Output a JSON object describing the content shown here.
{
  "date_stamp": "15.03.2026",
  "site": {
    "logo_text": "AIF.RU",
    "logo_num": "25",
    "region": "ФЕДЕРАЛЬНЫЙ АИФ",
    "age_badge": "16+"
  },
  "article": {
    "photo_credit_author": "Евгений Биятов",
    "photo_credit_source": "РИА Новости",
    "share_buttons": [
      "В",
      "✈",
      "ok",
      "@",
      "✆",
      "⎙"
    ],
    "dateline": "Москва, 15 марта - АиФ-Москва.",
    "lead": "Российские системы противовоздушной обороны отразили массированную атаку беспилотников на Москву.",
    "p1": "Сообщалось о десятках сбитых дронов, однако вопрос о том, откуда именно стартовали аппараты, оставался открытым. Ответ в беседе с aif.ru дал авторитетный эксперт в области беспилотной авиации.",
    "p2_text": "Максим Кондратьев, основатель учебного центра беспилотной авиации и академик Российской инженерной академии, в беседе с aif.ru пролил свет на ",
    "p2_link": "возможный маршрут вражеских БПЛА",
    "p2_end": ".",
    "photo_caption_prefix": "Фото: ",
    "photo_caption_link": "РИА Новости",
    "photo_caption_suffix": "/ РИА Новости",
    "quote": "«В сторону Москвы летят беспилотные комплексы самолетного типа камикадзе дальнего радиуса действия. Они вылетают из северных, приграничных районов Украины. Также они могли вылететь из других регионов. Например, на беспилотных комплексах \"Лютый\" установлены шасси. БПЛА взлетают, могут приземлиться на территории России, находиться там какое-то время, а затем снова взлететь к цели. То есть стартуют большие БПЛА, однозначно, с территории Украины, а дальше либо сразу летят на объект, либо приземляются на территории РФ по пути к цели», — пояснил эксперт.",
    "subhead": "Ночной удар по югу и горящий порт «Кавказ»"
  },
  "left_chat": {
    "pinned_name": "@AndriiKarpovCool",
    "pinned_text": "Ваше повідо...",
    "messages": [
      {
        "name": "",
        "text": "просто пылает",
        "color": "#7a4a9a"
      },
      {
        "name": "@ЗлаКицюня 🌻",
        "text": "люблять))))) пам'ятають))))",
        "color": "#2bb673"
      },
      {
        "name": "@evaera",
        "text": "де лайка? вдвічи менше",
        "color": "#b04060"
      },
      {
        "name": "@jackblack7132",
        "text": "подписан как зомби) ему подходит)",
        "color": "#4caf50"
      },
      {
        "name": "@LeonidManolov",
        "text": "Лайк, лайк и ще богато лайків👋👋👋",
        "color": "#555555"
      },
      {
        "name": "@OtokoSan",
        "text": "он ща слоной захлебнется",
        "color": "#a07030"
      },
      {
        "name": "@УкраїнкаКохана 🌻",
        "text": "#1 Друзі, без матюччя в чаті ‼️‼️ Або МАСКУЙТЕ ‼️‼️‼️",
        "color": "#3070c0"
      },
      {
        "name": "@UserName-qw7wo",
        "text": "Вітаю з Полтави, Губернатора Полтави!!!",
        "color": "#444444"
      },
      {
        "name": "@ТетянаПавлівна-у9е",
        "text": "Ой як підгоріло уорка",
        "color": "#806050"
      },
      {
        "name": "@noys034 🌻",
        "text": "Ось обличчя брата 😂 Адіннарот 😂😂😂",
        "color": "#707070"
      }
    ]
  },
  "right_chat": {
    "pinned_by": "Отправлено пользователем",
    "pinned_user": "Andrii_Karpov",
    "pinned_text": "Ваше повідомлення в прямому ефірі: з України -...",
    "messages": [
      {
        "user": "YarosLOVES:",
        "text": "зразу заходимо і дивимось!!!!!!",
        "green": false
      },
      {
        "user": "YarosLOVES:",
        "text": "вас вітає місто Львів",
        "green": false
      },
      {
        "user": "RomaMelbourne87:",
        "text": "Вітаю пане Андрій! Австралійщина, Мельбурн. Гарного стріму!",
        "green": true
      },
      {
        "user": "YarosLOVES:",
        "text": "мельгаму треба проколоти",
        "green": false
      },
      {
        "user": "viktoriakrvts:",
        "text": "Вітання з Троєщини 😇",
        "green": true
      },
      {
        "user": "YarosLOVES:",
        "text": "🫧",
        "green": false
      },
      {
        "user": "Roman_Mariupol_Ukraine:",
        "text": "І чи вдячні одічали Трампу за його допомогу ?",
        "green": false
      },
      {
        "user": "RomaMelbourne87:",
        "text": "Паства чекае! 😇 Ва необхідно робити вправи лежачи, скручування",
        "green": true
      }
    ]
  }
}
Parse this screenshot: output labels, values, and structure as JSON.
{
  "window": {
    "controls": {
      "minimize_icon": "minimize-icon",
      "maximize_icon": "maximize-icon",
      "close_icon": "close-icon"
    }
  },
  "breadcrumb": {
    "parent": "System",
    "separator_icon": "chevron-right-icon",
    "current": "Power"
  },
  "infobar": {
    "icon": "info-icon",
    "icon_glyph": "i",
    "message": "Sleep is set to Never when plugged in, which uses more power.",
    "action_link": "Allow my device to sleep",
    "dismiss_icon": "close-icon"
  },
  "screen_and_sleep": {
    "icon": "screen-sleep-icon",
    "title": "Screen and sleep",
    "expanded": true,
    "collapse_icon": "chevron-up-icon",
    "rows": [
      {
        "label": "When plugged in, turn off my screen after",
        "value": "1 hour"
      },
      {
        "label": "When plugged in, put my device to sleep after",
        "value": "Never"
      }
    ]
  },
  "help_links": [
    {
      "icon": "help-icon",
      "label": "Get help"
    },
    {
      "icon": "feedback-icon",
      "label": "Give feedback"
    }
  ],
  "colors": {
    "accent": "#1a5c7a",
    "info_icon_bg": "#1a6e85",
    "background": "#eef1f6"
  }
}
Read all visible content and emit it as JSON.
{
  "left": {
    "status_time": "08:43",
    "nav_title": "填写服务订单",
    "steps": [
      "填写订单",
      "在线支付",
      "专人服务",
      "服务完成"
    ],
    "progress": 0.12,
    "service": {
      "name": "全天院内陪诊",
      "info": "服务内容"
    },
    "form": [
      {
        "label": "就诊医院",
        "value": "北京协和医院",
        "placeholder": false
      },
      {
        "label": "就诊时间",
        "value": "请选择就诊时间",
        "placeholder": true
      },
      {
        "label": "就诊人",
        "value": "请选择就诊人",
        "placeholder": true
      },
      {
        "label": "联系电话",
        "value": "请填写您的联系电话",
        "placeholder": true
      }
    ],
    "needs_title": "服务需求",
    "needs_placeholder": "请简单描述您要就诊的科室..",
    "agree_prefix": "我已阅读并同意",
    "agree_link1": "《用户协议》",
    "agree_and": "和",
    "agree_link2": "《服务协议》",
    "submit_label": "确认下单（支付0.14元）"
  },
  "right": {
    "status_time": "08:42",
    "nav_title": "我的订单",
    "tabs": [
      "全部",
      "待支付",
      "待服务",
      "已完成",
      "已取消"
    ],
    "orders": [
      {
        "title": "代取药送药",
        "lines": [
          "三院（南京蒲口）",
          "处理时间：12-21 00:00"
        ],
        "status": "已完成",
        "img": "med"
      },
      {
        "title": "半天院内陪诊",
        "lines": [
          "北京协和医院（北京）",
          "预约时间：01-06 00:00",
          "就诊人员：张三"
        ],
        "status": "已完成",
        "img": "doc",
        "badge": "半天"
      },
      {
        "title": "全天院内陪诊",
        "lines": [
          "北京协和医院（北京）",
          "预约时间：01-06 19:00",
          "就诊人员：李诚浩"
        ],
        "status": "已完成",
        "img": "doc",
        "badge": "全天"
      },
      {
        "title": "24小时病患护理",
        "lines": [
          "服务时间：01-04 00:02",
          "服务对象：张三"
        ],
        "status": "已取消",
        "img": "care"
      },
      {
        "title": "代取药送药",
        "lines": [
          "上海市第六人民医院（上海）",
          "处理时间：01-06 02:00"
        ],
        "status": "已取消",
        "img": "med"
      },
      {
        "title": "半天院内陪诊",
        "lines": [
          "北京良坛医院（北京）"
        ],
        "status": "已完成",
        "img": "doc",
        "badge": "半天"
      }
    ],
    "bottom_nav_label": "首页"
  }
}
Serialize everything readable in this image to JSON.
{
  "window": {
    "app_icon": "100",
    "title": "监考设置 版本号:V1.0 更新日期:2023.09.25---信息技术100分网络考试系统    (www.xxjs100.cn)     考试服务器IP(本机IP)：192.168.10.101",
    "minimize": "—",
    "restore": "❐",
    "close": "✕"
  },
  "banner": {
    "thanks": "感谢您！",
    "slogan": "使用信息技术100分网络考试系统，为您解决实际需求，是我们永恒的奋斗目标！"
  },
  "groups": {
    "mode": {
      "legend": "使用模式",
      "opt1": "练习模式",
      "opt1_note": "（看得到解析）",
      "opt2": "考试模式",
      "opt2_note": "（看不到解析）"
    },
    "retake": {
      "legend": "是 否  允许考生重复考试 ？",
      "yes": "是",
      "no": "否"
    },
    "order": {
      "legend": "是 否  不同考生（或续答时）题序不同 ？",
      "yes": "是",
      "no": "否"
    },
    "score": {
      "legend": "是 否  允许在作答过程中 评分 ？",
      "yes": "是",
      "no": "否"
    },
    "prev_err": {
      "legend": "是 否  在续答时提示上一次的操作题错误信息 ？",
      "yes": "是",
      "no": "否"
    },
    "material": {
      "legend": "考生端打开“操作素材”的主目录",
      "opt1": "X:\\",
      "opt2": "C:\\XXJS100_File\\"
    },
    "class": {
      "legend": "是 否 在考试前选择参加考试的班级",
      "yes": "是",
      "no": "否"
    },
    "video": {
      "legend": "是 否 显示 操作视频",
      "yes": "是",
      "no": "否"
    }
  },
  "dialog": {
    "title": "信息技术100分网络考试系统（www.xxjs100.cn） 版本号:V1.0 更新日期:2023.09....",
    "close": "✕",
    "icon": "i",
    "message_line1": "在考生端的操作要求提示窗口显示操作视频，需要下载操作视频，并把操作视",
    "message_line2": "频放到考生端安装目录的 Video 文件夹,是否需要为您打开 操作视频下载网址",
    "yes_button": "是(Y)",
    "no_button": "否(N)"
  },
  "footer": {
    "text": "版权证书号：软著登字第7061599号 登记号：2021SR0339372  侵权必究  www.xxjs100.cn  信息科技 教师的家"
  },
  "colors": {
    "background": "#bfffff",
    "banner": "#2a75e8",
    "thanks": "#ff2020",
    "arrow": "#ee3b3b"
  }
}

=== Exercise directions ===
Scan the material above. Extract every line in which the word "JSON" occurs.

=== Exercise solution ===
Output a JSON object describing the content shown here.
Parse this screenshot: output labels, values, and structure as JSON.
Read all visible content and emit it as JSON.
Serialize everything readable in this image to JSON.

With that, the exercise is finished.